Tourism has only increased since then. Peak season is no longer confined to Easter and the summer months, but begins in February and ends in November. This involved changes in the organization of the city. Noticeably, heavy traffic was forced out of the densest parts of the city center. To see this phenomenon in the best way, stroll one evening, free from traffic, from the brightly lit Colosseum along Via Fori dei Imperiali to Piazza Venezia, where the grand Victor Emmanuel II monument celebrating Italy’s unification dominates the square. From there, walk down the famous Via del Corso until you hit signs for the Trevi fountain. There you’ll witness a celebration of creation, restored and illuminated. Have dinner at one of the tables at Ristorante Trevi, ask for Enzo, and he’ll share his love for the city with you.

Via del Corso is a popular place for an evening stroll. (Shchipkova Elena/Shutterstock)

Outdoor seating has increased everywhere. Where a coffee bar previously had five tables outside, it now has five rows of tables. A bar that was closed for all of January is now open. New clothing stores, Chinese mini markets, British pubs, and fast-food chains have all increased, also outside the most central neighborhoods. New areas of the city started seeing an influx of tourism, ceasing only due to the current lockdowns.

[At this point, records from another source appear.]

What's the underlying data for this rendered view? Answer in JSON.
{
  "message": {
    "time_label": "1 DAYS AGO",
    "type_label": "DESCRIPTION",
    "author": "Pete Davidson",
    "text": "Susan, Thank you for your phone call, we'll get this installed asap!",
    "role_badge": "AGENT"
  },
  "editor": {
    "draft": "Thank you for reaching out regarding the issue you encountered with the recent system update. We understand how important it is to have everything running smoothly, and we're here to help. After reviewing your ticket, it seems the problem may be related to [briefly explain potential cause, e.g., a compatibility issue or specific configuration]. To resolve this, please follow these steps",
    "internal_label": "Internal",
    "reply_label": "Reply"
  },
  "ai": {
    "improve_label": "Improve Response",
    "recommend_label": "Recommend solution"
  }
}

In the 1990s, the afternoon siesta was still strictly adhered to.

“It was like natural law,” said one of my bartenders.

One of the Rome’s most beloved landmarks, the Trevi Fountain. (Tupungato/Shutterstock)

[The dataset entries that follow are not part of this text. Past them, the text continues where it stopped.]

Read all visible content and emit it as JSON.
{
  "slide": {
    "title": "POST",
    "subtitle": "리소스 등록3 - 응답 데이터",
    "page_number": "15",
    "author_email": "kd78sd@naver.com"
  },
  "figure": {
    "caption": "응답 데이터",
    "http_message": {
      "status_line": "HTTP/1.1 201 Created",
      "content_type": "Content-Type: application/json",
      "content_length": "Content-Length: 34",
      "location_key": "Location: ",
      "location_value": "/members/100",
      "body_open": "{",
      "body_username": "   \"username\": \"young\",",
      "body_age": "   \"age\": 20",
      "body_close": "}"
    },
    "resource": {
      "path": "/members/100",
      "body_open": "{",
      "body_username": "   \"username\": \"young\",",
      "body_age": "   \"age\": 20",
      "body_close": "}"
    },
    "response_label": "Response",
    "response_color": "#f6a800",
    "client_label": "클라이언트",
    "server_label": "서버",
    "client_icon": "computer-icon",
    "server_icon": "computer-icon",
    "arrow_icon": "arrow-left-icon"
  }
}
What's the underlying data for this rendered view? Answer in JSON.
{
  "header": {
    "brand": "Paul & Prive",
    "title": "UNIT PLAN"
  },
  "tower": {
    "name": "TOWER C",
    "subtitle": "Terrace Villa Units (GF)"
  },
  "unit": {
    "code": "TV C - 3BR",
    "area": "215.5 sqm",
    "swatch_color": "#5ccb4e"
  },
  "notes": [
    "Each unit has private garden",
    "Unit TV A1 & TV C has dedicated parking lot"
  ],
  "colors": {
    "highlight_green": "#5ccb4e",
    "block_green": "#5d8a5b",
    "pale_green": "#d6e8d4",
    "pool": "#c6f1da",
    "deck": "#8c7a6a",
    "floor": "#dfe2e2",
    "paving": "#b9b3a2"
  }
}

Every business would close for lunch. They would be closed on Monday mornings and several food stores never opened after the siesta on Thursdays, because Friday was a day of Catholic fasting. Therefore, restaurants traditionally served gnocchi—potato pasta—to their guests on Thursday nights, in order to satisfy their patrons who would fast the next day. Fish always stood on the menu on Fridays. (And pizza was only eaten at the pizzeria, and only at night, because no pizzeria would fire up their wood-fired ovens twice in one day.) It was a perennial Christian rhythm. Then after the year 2000, Romans would suddenly see a poster in the window of a pizzeria, saying: “Aperto anche a pranzo!” (“Open also for lunch!”) It was an important topic of conversation among Romans, as they understood that times change with globalization—literally and figuratively.

But there are still more coffee bars and family businesses than supermarkets. Rome still retains its customs. Romans still greet each other with the Latin phrase “Salve” on the bus, over an espresso, in the post office. The Italian language is itself a tradition where words are still related to common reality.

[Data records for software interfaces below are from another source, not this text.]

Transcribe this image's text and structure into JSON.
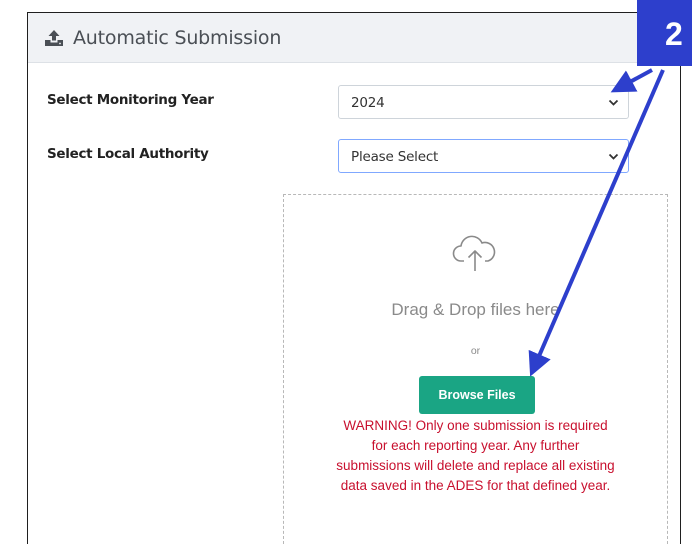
{
  "panel": {
    "title": "Automatic Submission",
    "header_icon": "upload-tray-icon"
  },
  "form": {
    "monitoring_year_label": "Select Monitoring Year",
    "monitoring_year_value": "2024",
    "local_authority_label": "Select Local Authority",
    "local_authority_value": "Please Select"
  },
  "dropzone": {
    "icon": "cloud-upload-icon",
    "drag_text": "Drag & Drop files here",
    "or_text": "or",
    "browse_label": "Browse Files",
    "warning_lines": [
      "WARNING! Only one submission is required",
      "for each reporting year. Any further",
      "submissions will delete and replace all existing",
      "data saved in the ADES for that defined year."
    ]
  },
  "annotation": {
    "step_number": "2"
  },
  "colors": {
    "header_bg": "#f0f2f5",
    "button_bg": "#1aa584",
    "warning_text": "#c8102e",
    "annotation_blue": "#2d3fcc"
  }
}
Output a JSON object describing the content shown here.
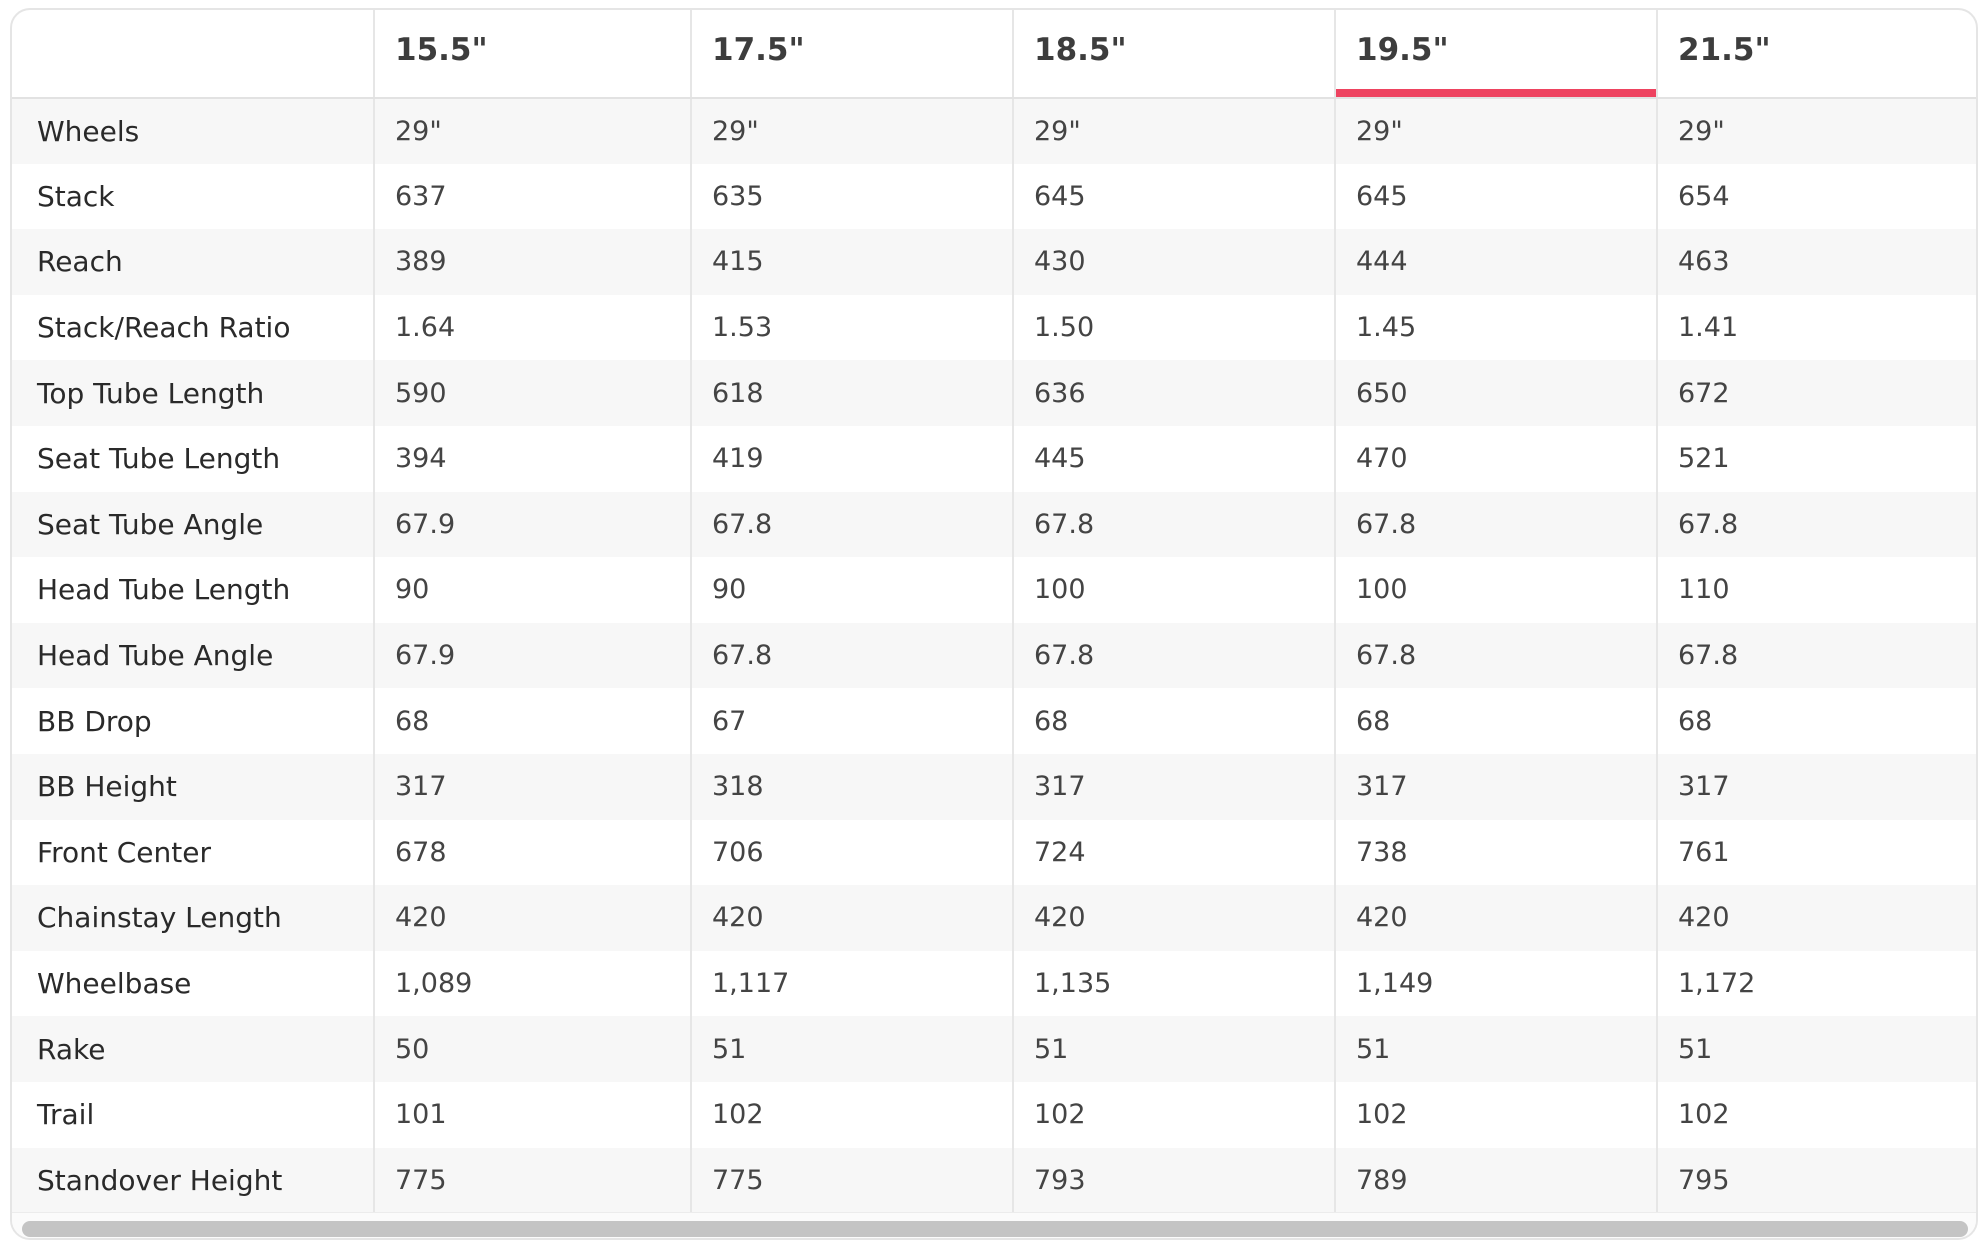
{
  "table": {
    "corner_label": "",
    "columns": [
      "15.5\"",
      "17.5\"",
      "18.5\"",
      "19.5\"",
      "21.5\""
    ],
    "active_column_index": 3,
    "accent_color": "#ee4360",
    "rows": [
      {
        "label": "Wheels",
        "values": [
          "29\"",
          "29\"",
          "29\"",
          "29\"",
          "29\""
        ]
      },
      {
        "label": "Stack",
        "values": [
          "637",
          "635",
          "645",
          "645",
          "654"
        ]
      },
      {
        "label": "Reach",
        "values": [
          "389",
          "415",
          "430",
          "444",
          "463"
        ]
      },
      {
        "label": "Stack/Reach Ratio",
        "values": [
          "1.64",
          "1.53",
          "1.50",
          "1.45",
          "1.41"
        ]
      },
      {
        "label": "Top Tube Length",
        "values": [
          "590",
          "618",
          "636",
          "650",
          "672"
        ]
      },
      {
        "label": "Seat Tube Length",
        "values": [
          "394",
          "419",
          "445",
          "470",
          "521"
        ]
      },
      {
        "label": "Seat Tube Angle",
        "values": [
          "67.9",
          "67.8",
          "67.8",
          "67.8",
          "67.8"
        ]
      },
      {
        "label": "Head Tube Length",
        "values": [
          "90",
          "90",
          "100",
          "100",
          "110"
        ]
      },
      {
        "label": "Head Tube Angle",
        "values": [
          "67.9",
          "67.8",
          "67.8",
          "67.8",
          "67.8"
        ]
      },
      {
        "label": "BB Drop",
        "values": [
          "68",
          "67",
          "68",
          "68",
          "68"
        ]
      },
      {
        "label": "BB Height",
        "values": [
          "317",
          "318",
          "317",
          "317",
          "317"
        ]
      },
      {
        "label": "Front Center",
        "values": [
          "678",
          "706",
          "724",
          "738",
          "761"
        ]
      },
      {
        "label": "Chainstay Length",
        "values": [
          "420",
          "420",
          "420",
          "420",
          "420"
        ]
      },
      {
        "label": "Wheelbase",
        "values": [
          "1,089",
          "1,117",
          "1,135",
          "1,149",
          "1,172"
        ]
      },
      {
        "label": "Rake",
        "values": [
          "50",
          "51",
          "51",
          "51",
          "51"
        ]
      },
      {
        "label": "Trail",
        "values": [
          "101",
          "102",
          "102",
          "102",
          "102"
        ]
      },
      {
        "label": "Standover Height",
        "values": [
          "775",
          "775",
          "793",
          "789",
          "795"
        ]
      }
    ]
  }
}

“No word is a word if it doesn’t mean anything,” said St. Jerome, and even in common conversation, there’s an incarnate understanding that mankind is made up of both body and spirit.

Long before the concept of a global village, Rome had already taught the West that there was a connection between the city and the world, between everyday worries and world events, between law, religion, politics, and entertainment—and even pandemics. The city teaches us how to see the universal in the particular, how to experience the universal in every individual. The city was built this way. It will not shift with any external changes, be it war or pestilence. Every day, Masses will be offered for the living and the dead, and archaeologists will share the latest breaking news from antiquity. Despite current events, tourists and pilgrims continue to arrive in 2021.

When in Rome, we do as the Romans do, as the saying goes. We come to rediscover our identity, treading over the same cobblestones, in pursuit of all those questions the Eternal City was always designed to answer, one generation after another.

Wilhelm Höjer
Wilhelm Höjer
Journalist Wilhelm Höjer is a Swedish native who studied philosophy and journalism at the Angelicum in Rome. In 2020 he began teaching at the classical Christian school Lindisfarne Hall on Amelia Island, where he and his wife Sally live with their son Crispin.